§ **ASSIGNMENT**: Your copy should repeat the data that follows exactly and contain no image.

== INFORMATION PROVIDED

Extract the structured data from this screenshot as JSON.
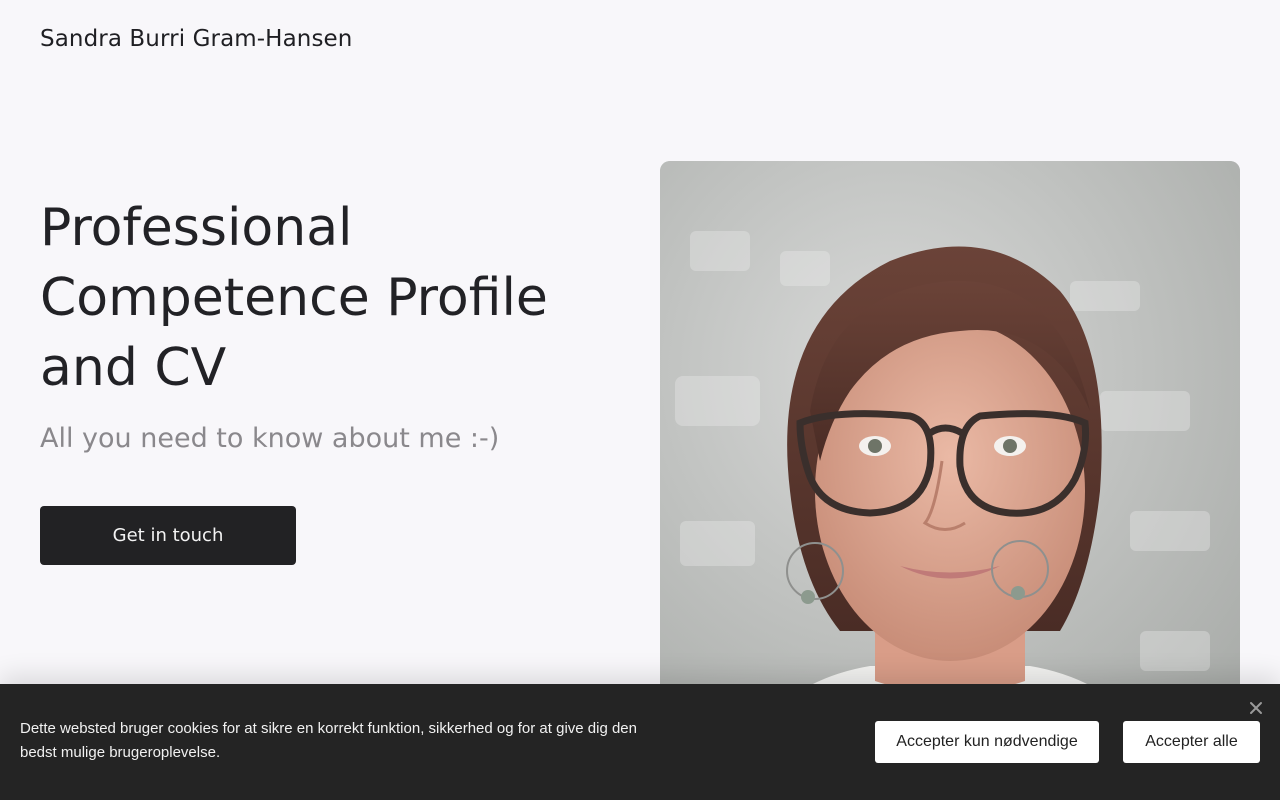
{
  "header": {
    "site_title": "Sandra Burri Gram-Hansen"
  },
  "hero": {
    "title": "Professional Competence Profile and CV",
    "subtitle": "All you need to know about me :-)",
    "cta_label": "Get in touch"
  },
  "cookie_banner": {
    "message": "Dette websted bruger cookies for at sikre en korrekt funktion, sikkerhed og for at give dig den bedst mulige brugeroplevelse.",
    "accept_necessary_label": "Accepter kun nødvendige",
    "accept_all_label": "Accepter alle",
    "close_icon": "close-icon"
  },
  "colors": {
    "page_background": "#f8f7fa",
    "cta_background": "#222224",
    "banner_background": "#242424",
    "subtitle_color": "#8a888c"
  }
}
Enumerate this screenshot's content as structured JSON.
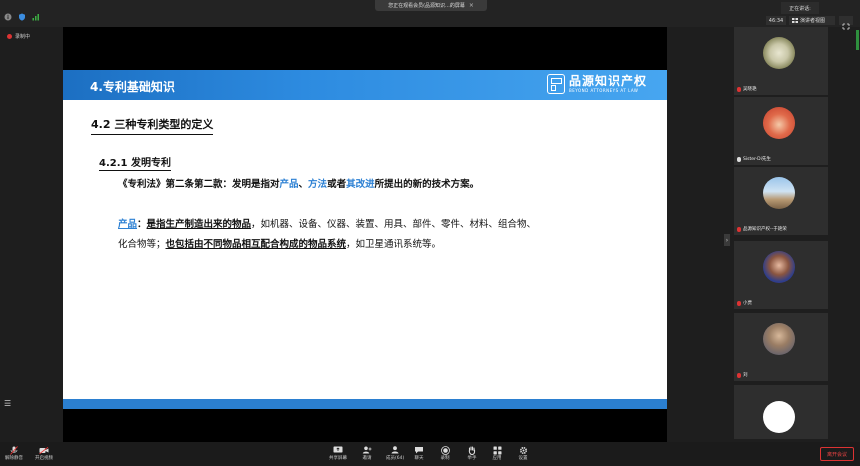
{
  "share_banner": {
    "text": "您正在观看会员(品源知识...的屏幕",
    "close": "×"
  },
  "speaking_label": "正在讲话:",
  "timer": "46:34",
  "view_label": "演讲者视图",
  "recording_label": "录制中",
  "slide": {
    "header_title": "4.专利基础知识",
    "logo_cn": "品源知识产权",
    "logo_en": "BEYOND ATTORNEYS AT LAW",
    "section_title": "4.2 三种专利类型的定义",
    "subsection_title": "4.2.1 发明专利",
    "line1_a": "《专利法》第二条第二款：发明是指对",
    "line1_b": "产品",
    "line1_c": "、",
    "line1_d": "方法",
    "line1_e": "或者",
    "line1_f": "其改进",
    "line1_g": "所提出的新的技术方案。",
    "line2_a": "产品",
    "line2_b": "：",
    "line2_c": "是指生产制造出来的物品",
    "line2_d": "，如机器、设备、仪器、装置、用具、部件、零件、材料、组合物、",
    "line3_a": "化合物等；",
    "line3_b": "也包括由不同物品相互配合构成的物品系统",
    "line3_c": "，如卫星通讯系统等。"
  },
  "participants": [
    {
      "name": "吴晓艳"
    },
    {
      "name": "Sister-Di先生"
    },
    {
      "name": "品源知识产权--于艳荣"
    },
    {
      "name": "小贾"
    },
    {
      "name": "刘"
    },
    {
      "name": ""
    }
  ],
  "toolbar": {
    "mute": "解除静音",
    "video": "开启视频",
    "share": "共享屏幕",
    "invite": "邀请",
    "members": "成员(64)",
    "chat": "聊天",
    "record": "录制",
    "raise_hand": "举手",
    "apps": "应用",
    "settings": "设置",
    "leave": "离开会议"
  },
  "colors": {
    "accent_blue": "#2c80d3",
    "leave_red": "#e44444"
  }
}
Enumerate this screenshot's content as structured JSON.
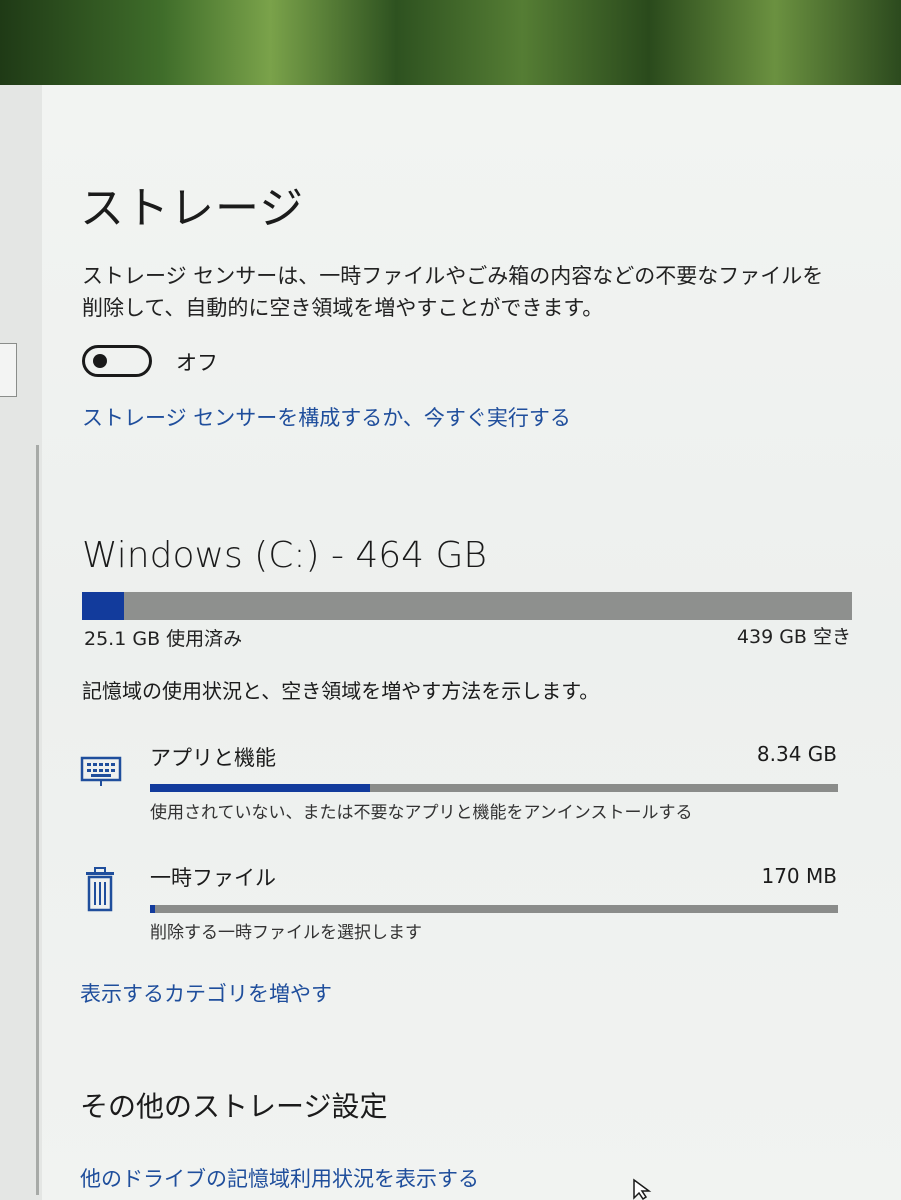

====

§ **TASK OUTPUT**:
Extract the structured data from this screenshot as JSON.
{
  "header": {
    "site_title": "Sandra Burri Gram-Hansen"
  },
  "hero": {
    "title": "Professional Competence Profile and CV",
    "subtitle": "All you need to know about me :-)",
    "cta_label": "Get in touch"
  },
  "cookie_banner": {
    "message": "Dette websted bruger cookies for at sikre en korrekt funktion, sikkerhed og for at give dig den bedst mulige brugeroplevelse.",
    "accept_necessary_label": "Accepter kun nødvendige",
    "accept_all_label": "Accepter alle",
    "close_icon": "close-icon"
  },
  "colors": {
    "page_background": "#f8f7fa",
    "cta_background": "#222224",
    "banner_background": "#242424",
    "subtitle_color": "#8a888c"
  }
}
Enumerate this screenshot's content as structured JSON.
{
  "share_banner": {
    "text": "您正在观看会员(品源知识...的屏幕",
    "close": "×"
  },
  "speaking_label": "正在讲话:",
  "timer": "46:34",
  "view_label": "演讲者视图",
  "recording_label": "录制中",
  "slide": {
    "header_title": "4.专利基础知识",
    "logo_cn": "品源知识产权",
    "logo_en": "BEYOND ATTORNEYS AT LAW",
    "section_title": "4.2 三种专利类型的定义",
    "subsection_title": "4.2.1 发明专利",
    "line1_a": "《专利法》第二条第二款：发明是指对",
    "line1_b": "产品",
    "line1_c": "、",
    "line1_d": "方法",
    "line1_e": "或者",
    "line1_f": "其改进",
    "line1_g": "所提出的新的技术方案。",
    "line2_a": "产品",
    "line2_b": "：",
    "line2_c": "是指生产制造出来的物品",
    "line2_d": "，如机器、设备、仪器、装置、用具、部件、零件、材料、组合物、",
    "line3_a": "化合物等；",
    "line3_b": "也包括由不同物品相互配合构成的物品系统",
    "line3_c": "，如卫星通讯系统等。"
  },
  "participants": [
    {
      "name": "吴晓艳"
    },
    {
      "name": "Sister-Di先生"
    },
    {
      "name": "品源知识产权--于艳荣"
    },
    {
      "name": "小贾"
    },
    {
      "name": "刘"
    },
    {
      "name": ""
    }
  ],
  "toolbar": {
    "mute": "解除静音",
    "video": "开启视频",
    "share": "共享屏幕",
    "invite": "邀请",
    "members": "成员(64)",
    "chat": "聊天",
    "record": "录制",
    "raise_hand": "举手",
    "apps": "应用",
    "settings": "设置",
    "leave": "离开会议"
  },
  "colors": {
    "accent_blue": "#2c80d3",
    "leave_red": "#e44444"
  }
}
Enumerate this screenshot's content as structured JSON.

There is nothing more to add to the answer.